    Faith – feel free to steal! It was Jason’s idea to rank the books…all I did was ask him if he liked Ginger Pye. He has been coming to me most of the day to add new books to his list. It’s a lot of fun!

    JoVE – I agree with you and don’t get me started on accelarated reading (AR) programs which are another problem.

    I actually always enjoyed library reading programs because I got rewarded for doing something that I was already doing. I want to make sure that Jason is a solid on his own reader before having him participate in one of those.

    Andrea – I actually just finished the HDM trilogy a little while ago (had to pre-read it you know…twist my arm!) and yes, he will LOVE it. We are currently slogging through (my opinion…he is loving it) Eldest. I enjoyed Eragon, but am having a tough time with Eldest.

  6. Kim c says:

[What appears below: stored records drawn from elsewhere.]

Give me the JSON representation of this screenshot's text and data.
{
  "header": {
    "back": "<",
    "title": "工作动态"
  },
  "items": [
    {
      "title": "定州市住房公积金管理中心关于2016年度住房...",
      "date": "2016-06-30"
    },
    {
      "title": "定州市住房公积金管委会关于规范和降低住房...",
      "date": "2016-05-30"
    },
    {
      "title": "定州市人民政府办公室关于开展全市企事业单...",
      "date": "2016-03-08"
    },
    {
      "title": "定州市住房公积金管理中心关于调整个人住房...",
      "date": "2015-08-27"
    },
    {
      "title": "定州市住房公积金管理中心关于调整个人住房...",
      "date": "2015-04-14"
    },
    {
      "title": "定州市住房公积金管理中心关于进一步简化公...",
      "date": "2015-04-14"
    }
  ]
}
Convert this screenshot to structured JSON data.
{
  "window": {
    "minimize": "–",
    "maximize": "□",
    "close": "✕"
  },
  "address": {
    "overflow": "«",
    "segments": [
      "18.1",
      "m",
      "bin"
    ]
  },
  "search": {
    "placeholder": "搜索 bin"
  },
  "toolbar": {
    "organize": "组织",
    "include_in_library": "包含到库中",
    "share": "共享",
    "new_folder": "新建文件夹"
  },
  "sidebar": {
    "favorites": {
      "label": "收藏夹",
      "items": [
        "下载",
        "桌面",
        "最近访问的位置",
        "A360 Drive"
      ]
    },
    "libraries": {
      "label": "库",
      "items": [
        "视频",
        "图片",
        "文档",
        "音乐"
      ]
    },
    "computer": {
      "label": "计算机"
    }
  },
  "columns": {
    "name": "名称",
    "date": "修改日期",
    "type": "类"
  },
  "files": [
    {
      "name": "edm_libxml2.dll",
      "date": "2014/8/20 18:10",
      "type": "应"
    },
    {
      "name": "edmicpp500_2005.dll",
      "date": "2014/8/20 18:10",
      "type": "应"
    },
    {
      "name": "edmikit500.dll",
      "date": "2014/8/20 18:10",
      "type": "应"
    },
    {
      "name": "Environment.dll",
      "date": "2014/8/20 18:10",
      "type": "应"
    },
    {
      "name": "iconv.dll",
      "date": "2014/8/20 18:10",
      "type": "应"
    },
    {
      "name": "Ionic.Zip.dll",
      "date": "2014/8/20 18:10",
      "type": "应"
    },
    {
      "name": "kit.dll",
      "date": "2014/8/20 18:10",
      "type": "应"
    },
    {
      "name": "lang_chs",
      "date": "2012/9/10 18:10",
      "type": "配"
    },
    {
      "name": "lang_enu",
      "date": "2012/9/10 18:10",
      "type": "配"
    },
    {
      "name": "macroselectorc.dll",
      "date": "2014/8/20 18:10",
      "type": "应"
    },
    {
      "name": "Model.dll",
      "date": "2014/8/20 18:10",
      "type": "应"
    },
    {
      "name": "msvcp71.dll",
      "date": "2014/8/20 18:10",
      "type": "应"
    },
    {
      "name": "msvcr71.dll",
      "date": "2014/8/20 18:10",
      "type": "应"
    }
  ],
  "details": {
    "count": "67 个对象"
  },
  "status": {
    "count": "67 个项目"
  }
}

    I like the ratings idea too, and I agree a kid should be able to drop a book they don’t like. Just like we would. But some of the slower paced books do have valuable things in them as well. I would not make my kids read onward for that but I have discovered one thing…I could read them an operation manual for the oven and they’d be transfixed because I am reading it outloud for them. So, I save the classics for trad-aloud time and let them pick their own for their reading.

  7. willa says:

    I like Jeff’s rating system! I read Ginger Pye to one of my sons several years ago. He liked it enough that we went on to read several other books by the same author. It was a chaotic time in our lives and I think the predictability and low-key storyline was very soothing to him. He probably would have given it a B back then (at age 6) but might feel differently now at age 13.

    It does seem like a shame that so many “teaching reading” methods in the schools are exactly what I would design if I wanted kids to hate reading and books.

  8. Ria says:

    At the library this year, in their summer reading program, they made so many arbitrary rules my girls didn’t even want to participate. They have enjoyed it so much every other year, it was very disappointing. They are talking about not even participating next year if it is the same…however, on the other hand, we went to another library’s summer reading program which didn’t have silly rules and they had a blast! WHY, WHY, WHY, if READING is the goal do they feel they must make RULES to go with it? WHY won’t they just leave the kids alone to READ?

  9. lifeacademy says:

    Wonderful! I totally agree. My DD (10 yrs old) is one that doesn’t enjoy fiction reading too much. It took some time after pulling her from public school for her to actually pick up a book on her own and read.

    She doesn’t have any required reading now that we unschool (we had a brief period of about 3 months when we started homeschooling that she did… and I quickly saw the error of trying to recreate school at home). The books she enjoys most are Field Guides and other books about animals, plants, and nature.

    She will occasionally pick up one of the fiction books left on her shelf and read. But it’s certainly nothing that I push on her. I don’t find reading a story more valid than hearing in on tape or seeing a play or movie about it.